Keywords

biofilm; drinking water distribution system; data mining; multi-agent systems

Location

Session G2: Data Mining for Environmental Sciences (s-DMTES IV)

Start Date

17-6-2014 2:00 PM

End Date

17-6-2014 3:20 PM

Abstract

Biofilm leads to various undesirable problems in drinking water distribution systems (DWDSs), representing a critical paradigm in the management of these systems. Biofilm depends on a complex interaction of water quality, operational factors, and infrastructure associated to DWDSs. Although, it is known that all these factors do influence biofilm development, they have not been studied to the same extent. Those associated with the design and operation of DWDSs have been the most unconsidered. Besides, the joint influence of these factors has been scarcely investigated due to the complexity of the community and the environment under study. In order to bridge this gap, we focus on the joint analysis of the hydraulic (operation) and physical (design) characteristics of DWDSs to evaluate the susceptibility of the different areas of a DWDS to favour biofilm development. In addition, we also take into account the daily variability of the hydraulic conditions. Since hydraulic conditions are associated with demand, and demand varies depending on the moment of the day, we evaluate how biofilm susceptibility of a DWDS varies regarding a 24 hours demand curve. To achieve this objective we use (i) a meta-analysis process by applying Data Mining techniques, (ii) a label negotiation process by multi-agent systems and (iii) hydraulic simulation of DWDSs by using EPANET. As a result, a multiple time series study of the demand is approached to finally develop a decision making support tool useful for water utility managers. This will provide useful extra information to decide suitable actions addressing maintenance operations to mitigate problems associated to biofilm.

 
Jun 17th, 2:00 PM Jun 17th, 3:20 PM

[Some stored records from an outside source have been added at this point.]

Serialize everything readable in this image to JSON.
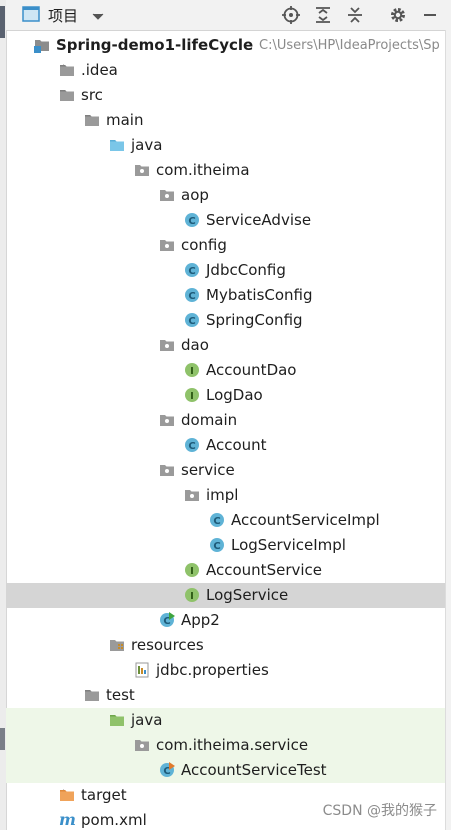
{
  "toolbar": {
    "project_label": "项目"
  },
  "tree": [
    {
      "label": "Spring-demo1-lifeCycle",
      "extra": "C:\\Users\\HP\\IdeaProjects\\Sp",
      "icon": "module-folder-icon",
      "depth": 0,
      "expanded": true,
      "bold": true
    },
    {
      "label": ".idea",
      "icon": "folder-icon",
      "depth": 1,
      "expanded": false
    },
    {
      "label": "src",
      "icon": "folder-icon",
      "depth": 1,
      "expanded": true
    },
    {
      "label": "main",
      "icon": "folder-icon",
      "depth": 2,
      "expanded": true
    },
    {
      "label": "java",
      "icon": "source-root-folder-icon",
      "depth": 3,
      "expanded": true
    },
    {
      "label": "com.itheima",
      "icon": "package-icon",
      "depth": 4,
      "expanded": true
    },
    {
      "label": "aop",
      "icon": "package-icon",
      "depth": 5,
      "expanded": true
    },
    {
      "label": "ServiceAdvise",
      "icon": "class-icon",
      "depth": 6
    },
    {
      "label": "config",
      "icon": "package-icon",
      "depth": 5,
      "expanded": true
    },
    {
      "label": "JdbcConfig",
      "icon": "class-icon",
      "depth": 6
    },
    {
      "label": "MybatisConfig",
      "icon": "class-icon",
      "depth": 6
    },
    {
      "label": "SpringConfig",
      "icon": "class-icon",
      "depth": 6
    },
    {
      "label": "dao",
      "icon": "package-icon",
      "depth": 5,
      "expanded": true
    },
    {
      "label": "AccountDao",
      "icon": "interface-icon",
      "depth": 6
    },
    {
      "label": "LogDao",
      "icon": "interface-icon",
      "depth": 6
    },
    {
      "label": "domain",
      "icon": "package-icon",
      "depth": 5,
      "expanded": true
    },
    {
      "label": "Account",
      "icon": "class-icon",
      "depth": 6
    },
    {
      "label": "service",
      "icon": "package-icon",
      "depth": 5,
      "expanded": true
    },
    {
      "label": "impl",
      "icon": "package-icon",
      "depth": 6,
      "expanded": true
    },
    {
      "label": "AccountServiceImpl",
      "icon": "class-icon",
      "depth": 7
    },
    {
      "label": "LogServiceImpl",
      "icon": "class-icon",
      "depth": 7
    },
    {
      "label": "AccountService",
      "icon": "interface-icon",
      "depth": 6
    },
    {
      "label": "LogService",
      "icon": "interface-icon",
      "depth": 6,
      "selected": true
    },
    {
      "label": "App2",
      "icon": "runnable-class-icon",
      "depth": 5
    },
    {
      "label": "resources",
      "icon": "resources-folder-icon",
      "depth": 3,
      "expanded": true
    },
    {
      "label": "jdbc.properties",
      "icon": "properties-file-icon",
      "depth": 4
    },
    {
      "label": "test",
      "icon": "folder-icon",
      "depth": 2,
      "expanded": true
    },
    {
      "label": "java",
      "icon": "test-root-folder-icon",
      "depth": 3,
      "expanded": true,
      "test": true
    },
    {
      "label": "com.itheima.service",
      "icon": "package-icon",
      "depth": 4,
      "expanded": true,
      "test": true
    },
    {
      "label": "AccountServiceTest",
      "icon": "test-class-icon",
      "depth": 5,
      "test": true
    },
    {
      "label": "target",
      "icon": "excluded-folder-icon",
      "depth": 1,
      "expanded": false
    },
    {
      "label": "pom.xml",
      "icon": "maven-icon",
      "depth": 1
    }
  ],
  "watermark": "CSDN @我的猴子",
  "colors": {
    "selection": "#d5d5d5",
    "test_row": "#eef7e8",
    "class_icon": "#5fb3d6",
    "interface_icon": "#8fc26a",
    "folder": "#8c8c8c",
    "excluded_folder": "#f0a35a"
  }
}
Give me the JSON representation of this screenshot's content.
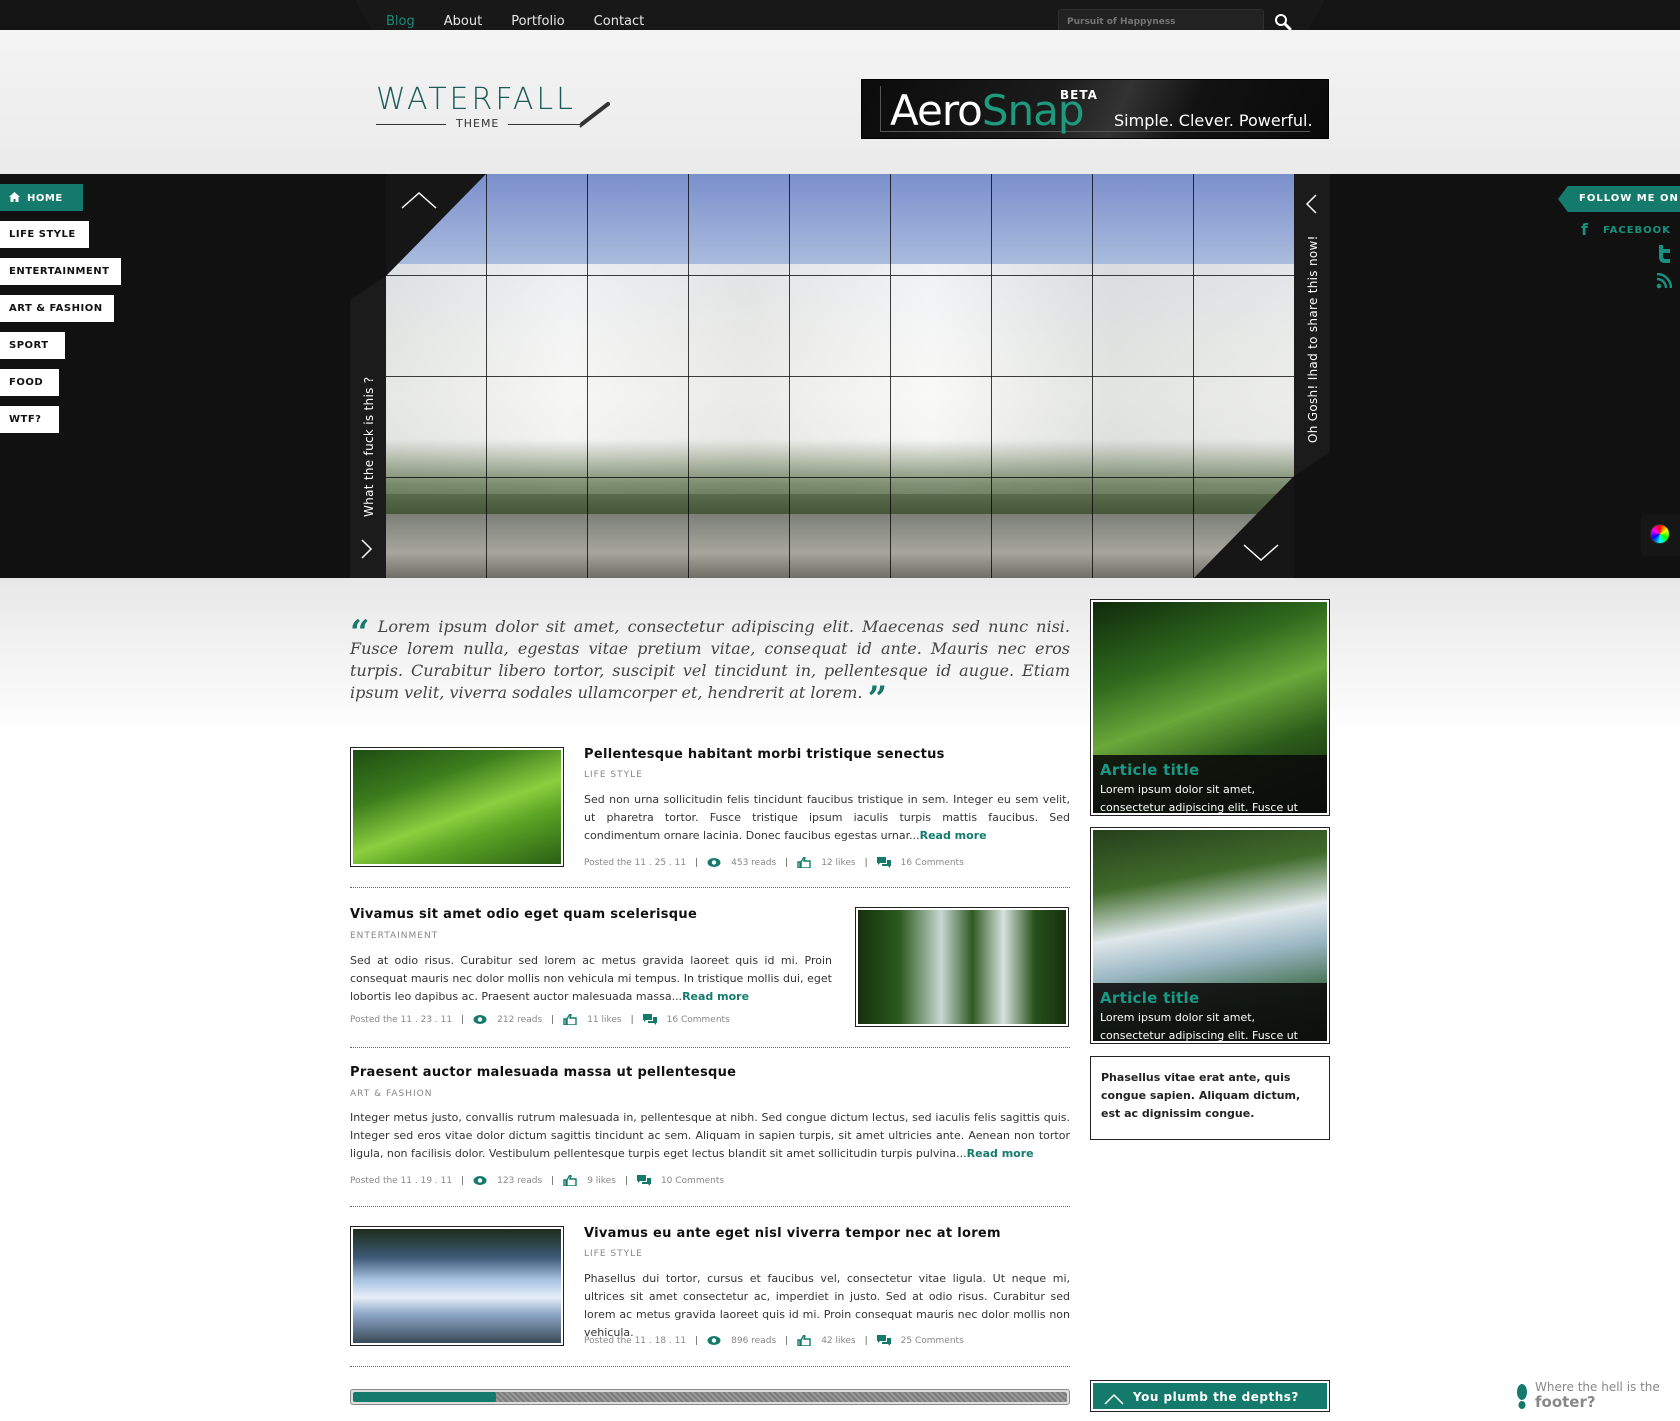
{
  "nav": {
    "items": [
      "Blog",
      "About",
      "Portfolio",
      "Contact"
    ],
    "active": "Blog",
    "search_placeholder": "Pursuit of Happyness"
  },
  "logo": {
    "title": "WATERFALL",
    "subtitle": "THEME"
  },
  "ad": {
    "brand_a": "Aero",
    "brand_b": "Snap",
    "beta": "BETA",
    "tagline": "Simple. Clever. Powerful."
  },
  "side_menu": [
    "HOME",
    "LIFE STYLE",
    "ENTERTAINMENT",
    "ART & FASHION",
    "SPORT",
    "FOOD",
    "WTF?"
  ],
  "slider": {
    "left_caption": "What  the fuck is this ?",
    "right_caption": "Oh Gosh! Ihad to share this now!"
  },
  "social": {
    "follow": "FOLLOW ME ON",
    "facebook": "FACEBOOK"
  },
  "quote": "Lorem ipsum dolor sit amet, consectetur adipiscing elit. Maecenas sed nunc nisi. Fusce lorem nulla, egestas vitae pretium vitae, consequat id ante. Mauris nec eros turpis. Curabitur libero tortor, suscipit vel tincidunt in, pellentesque id augue. Etiam ipsum velit, viverra sodales ullamcorper et, hendrerit at lorem.",
  "posts": [
    {
      "title": "Pellentesque habitant morbi tristique senectus",
      "category": "LIFE STYLE",
      "body": "Sed non urna sollicitudin felis tincidunt faucibus tristique in sem. Integer eu sem velit, ut pharetra tortor. Fusce tristique ipsum iaculis turpis mattis faucibus. Sed condimentum ornare lacinia. Donec faucibus egestas urnar...",
      "read_more": "Read more",
      "date": "Posted the 11 . 25 . 11",
      "reads": "453 reads",
      "likes": "12 likes",
      "comments": "16 Comments"
    },
    {
      "title": "Vivamus sit amet odio eget quam scelerisque",
      "category": "ENTERTAINMENT",
      "body": "Sed at odio risus. Curabitur sed lorem ac metus gravida laoreet quis id mi. Proin consequat mauris nec dolor mollis non vehicula mi tempus. In tristique mollis dui, eget lobortis leo dapibus ac. Praesent auctor malesuada massa...",
      "read_more": "Read more",
      "date": "Posted the 11 . 23 . 11",
      "reads": "212 reads",
      "likes": "11 likes",
      "comments": "16 Comments"
    },
    {
      "title": "Praesent auctor malesuada massa ut pellentesque",
      "category": "ART & FASHION",
      "body": "Integer metus justo, convallis rutrum malesuada in, pellentesque at nibh. Sed congue dictum lectus, sed iaculis felis sagittis quis. Integer sed eros vitae dolor dictum sagittis tincidunt ac sem. Aliquam in sapien turpis, sit amet ultricies ante. Aenean non tortor ligula, non facilisis dolor. Vestibulum pellentesque turpis eget lectus blandit sit amet sollicitudin turpis pulvina...",
      "read_more": "Read more",
      "date": "Posted the 11 . 19 . 11",
      "reads": "123 reads",
      "likes": "9 likes",
      "comments": "10 Comments"
    },
    {
      "title": "Vivamus eu ante eget nisl viverra tempor nec at lorem",
      "category": "LIFE STYLE",
      "body": "Phasellus dui tortor, cursus et faucibus vel, consectetur vitae ligula. Ut neque mi, ultrices sit amet consectetur ac, imperdiet in justo. Sed at odio risus. Curabitur sed lorem ac metus gravida laoreet quis id mi. Proin consequat mauris nec dolor mollis non vehicula.",
      "date": "Posted the 11 . 18 . 11",
      "reads": "896 reads",
      "likes": "42 likes",
      "comments": "25 Comments"
    }
  ],
  "pagination_progress": 0.2,
  "sidebar": {
    "cards": [
      {
        "title": "Article title",
        "text": "Lorem ipsum dolor sit amet, consectetur adipiscing elit. Fusce ut massa enim."
      },
      {
        "title": "Article title",
        "text": "Lorem ipsum dolor sit amet, consectetur adipiscing elit. Fusce ut massa enim."
      }
    ],
    "text_card": "Phasellus vitae erat ante, quis congue sapien. Aliquam dictum, est ac dignissim congue.",
    "depths_button": "You plumb the depths?"
  },
  "footer": {
    "line1": "Where the hell is the",
    "line2": "footer?"
  },
  "colors": {
    "accent": "#137a6c",
    "dark": "#111111"
  }
}
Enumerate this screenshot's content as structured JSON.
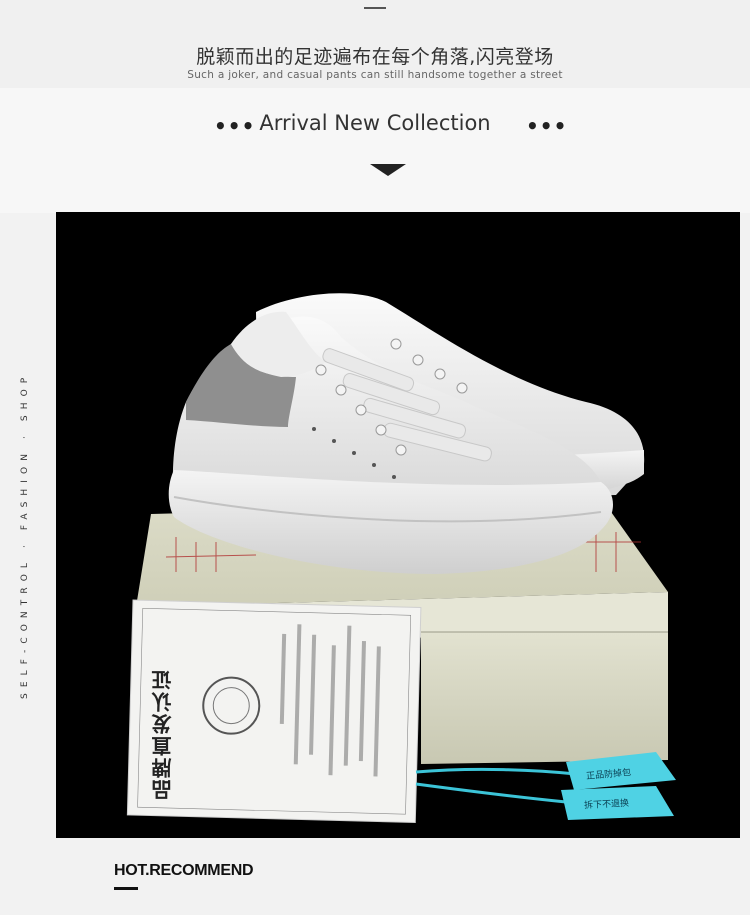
{
  "header": {
    "cn_title": "脱颖而出的足迹遍布在每个角落,闪亮登场",
    "en_subtitle": "Such a joker, and casual pants can still handsome together a street"
  },
  "section": {
    "title": "Arrival New Collection",
    "dots_left": "•••",
    "dots_right": "•••"
  },
  "side_text": "SELF-CONTROL · FASHION · SHOP",
  "product": {
    "card_title": "品牌直发认证",
    "tag_text_1": "正品防掉包",
    "tag_text_2": "拆下不退换"
  },
  "footer": {
    "recommend": "HOT.RECOMMEND"
  }
}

Biofilm Susceptibility in a Drinking Water Distribution System Regarding 24 Hours Demand Curve

Session G2: Data Mining for Environmental Sciences (s-DMTES IV)

Biofilm leads to various undesirable problems in drinking water distribution systems (DWDSs), representing a critical paradigm in the management of these systems. Biofilm depends on a complex interaction of water quality, operational factors, and infrastructure associated to DWDSs. Although, it is known that all these factors do influence biofilm development, they have not been studied to the same extent. Those associated with the design and operation of DWDSs have been the most unconsidered. Besides, the joint influence of these factors has been scarcely investigated due to the complexity of the community and the environment under study. In order to bridge this gap, we focus on the joint analysis of the hydraulic (operation) and physical (design) characteristics of DWDSs to evaluate the susceptibility of the different areas of a DWDS to favour biofilm development. In addition, we also take into account the daily variability of the hydraulic conditions. Since hydraulic conditions are associated with demand, and demand varies depending on the moment of the day, we evaluate how biofilm susceptibility of a DWDS varies regarding a 24 hours demand curve. To achieve this objective we use (i) a meta-analysis process by applying Data Mining techniques, (ii) a label negotiation process by multi-agent systems and (iii) hydraulic simulation of DWDSs by using EPANET. As a result, a multiple time series study of the demand is approached to finally develop a decision making support tool useful for water utility managers. This will provide useful extra information to decide suitable actions addressing maintenance operations to mitigate problems associated to biofilm.